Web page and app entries
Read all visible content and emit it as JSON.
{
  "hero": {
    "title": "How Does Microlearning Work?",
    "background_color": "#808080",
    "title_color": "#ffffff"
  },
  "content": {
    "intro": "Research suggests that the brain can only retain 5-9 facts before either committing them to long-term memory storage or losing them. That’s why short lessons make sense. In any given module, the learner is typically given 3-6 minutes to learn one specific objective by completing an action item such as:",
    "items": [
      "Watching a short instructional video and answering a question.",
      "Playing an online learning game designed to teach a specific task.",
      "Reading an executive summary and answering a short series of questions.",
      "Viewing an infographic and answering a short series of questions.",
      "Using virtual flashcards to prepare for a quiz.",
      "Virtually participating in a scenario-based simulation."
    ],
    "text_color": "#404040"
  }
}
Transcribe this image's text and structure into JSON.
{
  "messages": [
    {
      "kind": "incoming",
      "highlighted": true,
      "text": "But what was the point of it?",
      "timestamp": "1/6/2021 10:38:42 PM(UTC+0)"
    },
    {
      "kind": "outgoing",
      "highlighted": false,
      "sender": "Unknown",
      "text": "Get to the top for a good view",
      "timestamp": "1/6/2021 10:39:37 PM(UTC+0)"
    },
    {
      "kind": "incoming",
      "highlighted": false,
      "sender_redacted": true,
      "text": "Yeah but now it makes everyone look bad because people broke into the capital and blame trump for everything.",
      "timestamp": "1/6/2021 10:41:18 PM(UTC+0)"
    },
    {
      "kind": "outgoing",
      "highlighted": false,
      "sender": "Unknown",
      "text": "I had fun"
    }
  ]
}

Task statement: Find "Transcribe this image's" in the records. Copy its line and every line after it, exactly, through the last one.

Task output:
Transcribe this image's text and structure into JSON.
{
  "messages": [
    {
      "kind": "incoming",
      "highlighted": true,
      "text": "But what was the point of it?",
      "timestamp": "1/6/2021 10:38:42 PM(UTC+0)"
    },
    {
      "kind": "outgoing",
      "highlighted": false,
      "sender": "Unknown",
      "text": "Get to the top for a good view",
      "timestamp": "1/6/2021 10:39:37 PM(UTC+0)"
    },
    {
      "kind": "incoming",
      "highlighted": false,
      "sender_redacted": true,
      "text": "Yeah but now it makes everyone look bad because people broke into the capital and blame trump for everything.",
      "timestamp": "1/6/2021 10:41:18 PM(UTC+0)"
    },
    {
      "kind": "outgoing",
      "highlighted": false,
      "sender": "Unknown",
      "text": "I had fun"
    }
  ]
}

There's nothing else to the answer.